[Stored records]
Start of Block

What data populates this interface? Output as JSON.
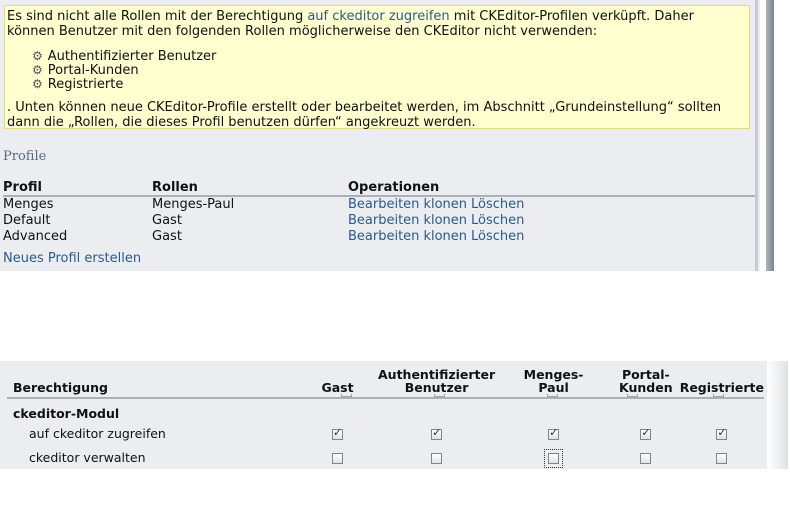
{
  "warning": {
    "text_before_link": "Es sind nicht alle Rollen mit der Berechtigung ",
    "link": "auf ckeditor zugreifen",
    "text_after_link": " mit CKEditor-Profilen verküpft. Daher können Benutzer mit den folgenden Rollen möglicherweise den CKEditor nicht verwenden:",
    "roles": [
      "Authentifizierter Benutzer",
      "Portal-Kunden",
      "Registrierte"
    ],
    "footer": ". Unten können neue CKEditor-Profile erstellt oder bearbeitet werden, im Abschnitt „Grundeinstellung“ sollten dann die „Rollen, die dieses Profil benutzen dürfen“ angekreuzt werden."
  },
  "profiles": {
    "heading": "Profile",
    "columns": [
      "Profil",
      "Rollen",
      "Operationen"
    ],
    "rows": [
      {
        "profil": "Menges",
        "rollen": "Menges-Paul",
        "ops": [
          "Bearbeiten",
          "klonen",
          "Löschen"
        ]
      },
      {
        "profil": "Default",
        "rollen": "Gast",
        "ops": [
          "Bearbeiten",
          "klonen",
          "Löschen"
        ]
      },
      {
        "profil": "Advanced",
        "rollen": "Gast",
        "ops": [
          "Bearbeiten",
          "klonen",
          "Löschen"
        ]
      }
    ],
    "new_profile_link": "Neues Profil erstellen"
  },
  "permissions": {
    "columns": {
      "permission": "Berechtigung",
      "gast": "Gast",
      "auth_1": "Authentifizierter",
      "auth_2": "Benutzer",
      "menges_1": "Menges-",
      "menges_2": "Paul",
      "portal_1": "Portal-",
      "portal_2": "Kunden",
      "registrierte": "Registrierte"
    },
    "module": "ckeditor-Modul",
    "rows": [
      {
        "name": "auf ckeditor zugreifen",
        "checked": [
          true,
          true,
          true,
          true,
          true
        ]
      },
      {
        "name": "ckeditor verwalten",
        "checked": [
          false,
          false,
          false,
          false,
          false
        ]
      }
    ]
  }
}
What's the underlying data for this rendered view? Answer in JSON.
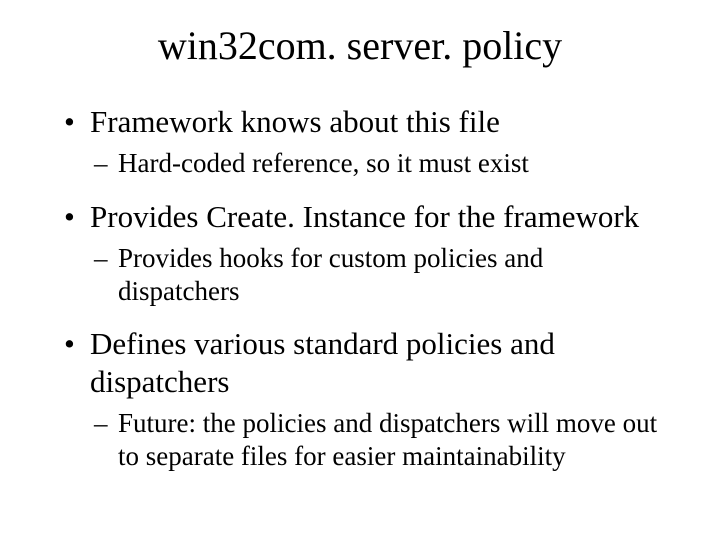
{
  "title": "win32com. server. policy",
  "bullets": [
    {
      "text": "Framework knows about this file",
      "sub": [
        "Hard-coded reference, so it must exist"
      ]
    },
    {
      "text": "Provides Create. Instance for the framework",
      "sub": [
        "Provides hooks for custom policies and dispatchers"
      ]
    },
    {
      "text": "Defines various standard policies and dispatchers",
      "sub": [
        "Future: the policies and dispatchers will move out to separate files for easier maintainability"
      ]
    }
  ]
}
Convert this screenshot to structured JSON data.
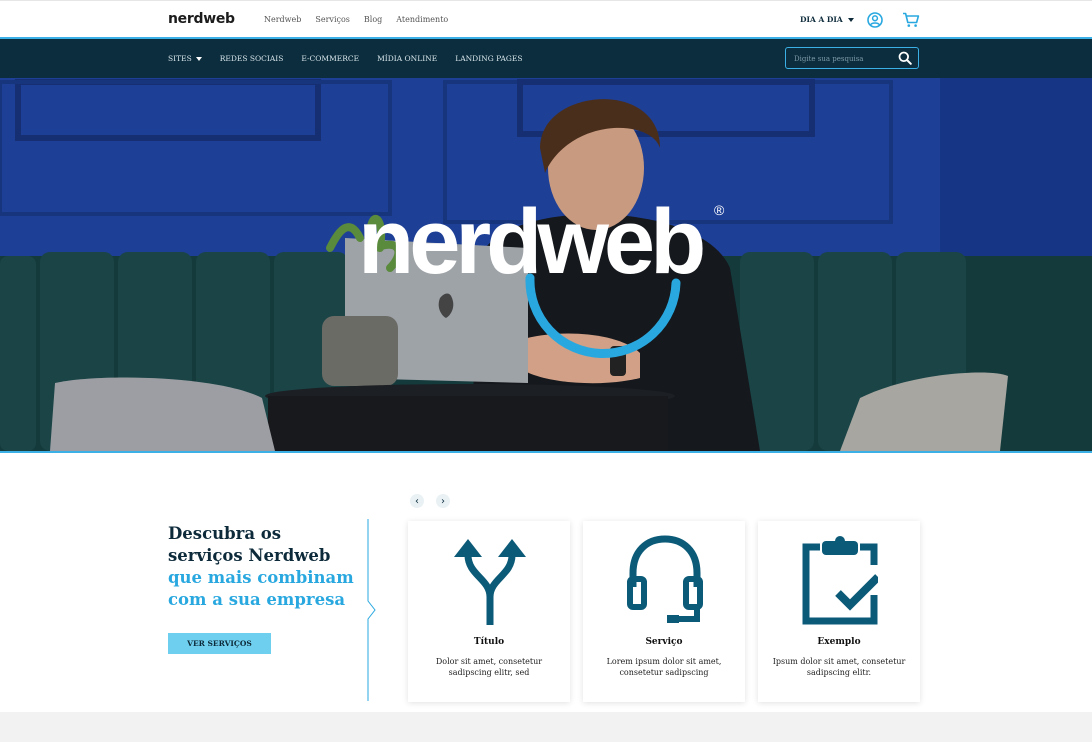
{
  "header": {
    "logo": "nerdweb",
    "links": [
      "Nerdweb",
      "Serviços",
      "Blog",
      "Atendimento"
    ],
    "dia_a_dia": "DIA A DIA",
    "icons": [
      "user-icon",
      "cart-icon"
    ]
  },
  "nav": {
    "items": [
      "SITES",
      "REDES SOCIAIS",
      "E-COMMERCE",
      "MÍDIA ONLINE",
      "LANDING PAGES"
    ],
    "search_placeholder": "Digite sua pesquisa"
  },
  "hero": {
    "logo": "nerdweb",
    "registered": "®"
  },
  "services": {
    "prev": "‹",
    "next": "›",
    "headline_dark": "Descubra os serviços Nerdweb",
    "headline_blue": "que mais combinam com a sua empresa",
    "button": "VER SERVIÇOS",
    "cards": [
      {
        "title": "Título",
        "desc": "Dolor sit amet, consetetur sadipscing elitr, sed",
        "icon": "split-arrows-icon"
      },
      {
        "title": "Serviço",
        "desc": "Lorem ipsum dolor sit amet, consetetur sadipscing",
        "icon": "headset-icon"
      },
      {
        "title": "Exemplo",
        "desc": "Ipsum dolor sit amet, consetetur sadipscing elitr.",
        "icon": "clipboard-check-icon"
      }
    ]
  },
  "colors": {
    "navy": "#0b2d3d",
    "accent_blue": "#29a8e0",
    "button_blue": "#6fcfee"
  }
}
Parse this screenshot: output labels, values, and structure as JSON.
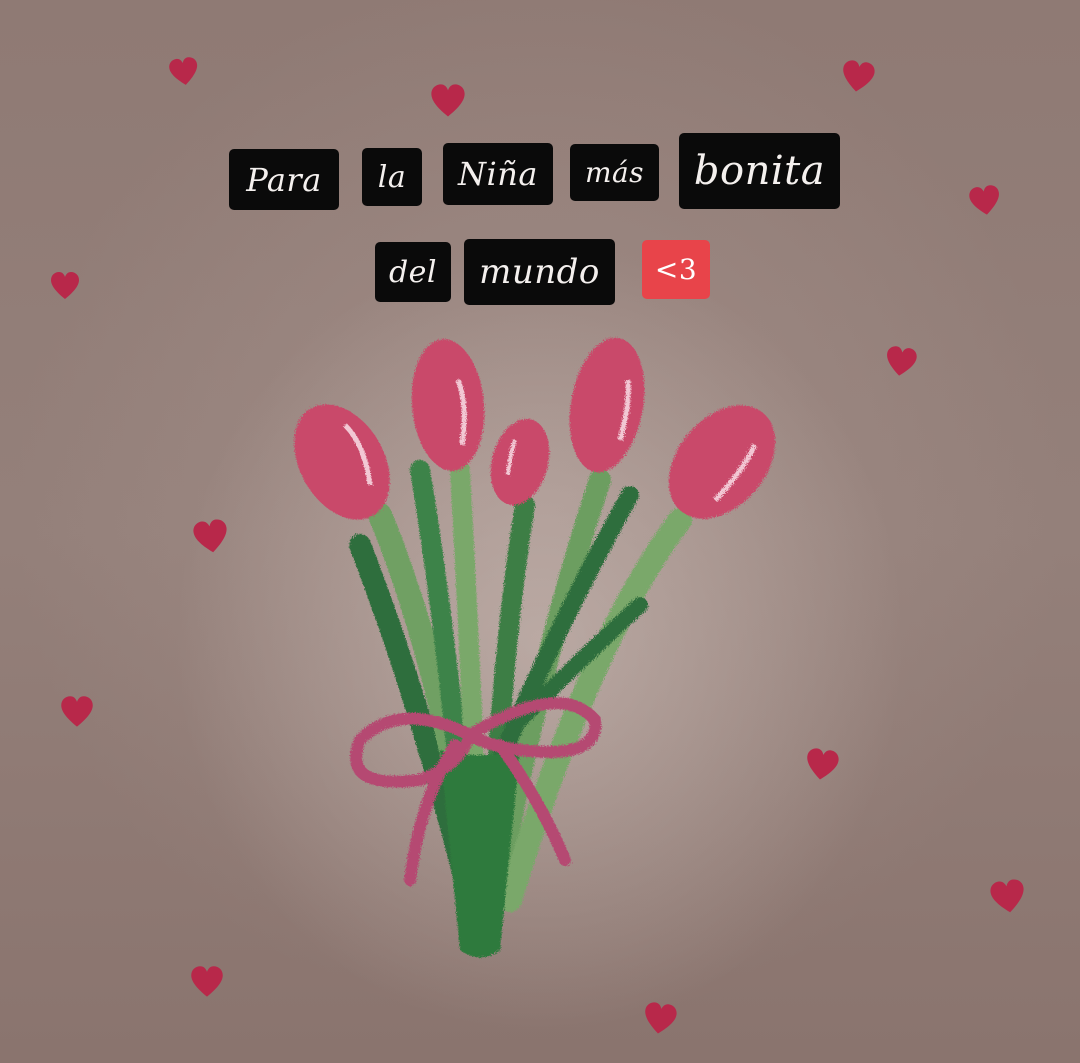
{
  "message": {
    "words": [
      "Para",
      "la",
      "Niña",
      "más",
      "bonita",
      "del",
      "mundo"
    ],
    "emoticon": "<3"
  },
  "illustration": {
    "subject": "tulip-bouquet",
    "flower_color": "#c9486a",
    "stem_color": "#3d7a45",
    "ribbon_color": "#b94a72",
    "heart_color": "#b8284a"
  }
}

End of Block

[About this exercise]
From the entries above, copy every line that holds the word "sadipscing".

[Response to the exercise]
        "desc": "Dolor sit amet, consetetur sadipscing elitr, sed",
        "desc": "Lorem ipsum dolor sit amet, consetetur sadipscing",
        "desc": "Ipsum dolor sit amet, consetetur sadipscing elitr.",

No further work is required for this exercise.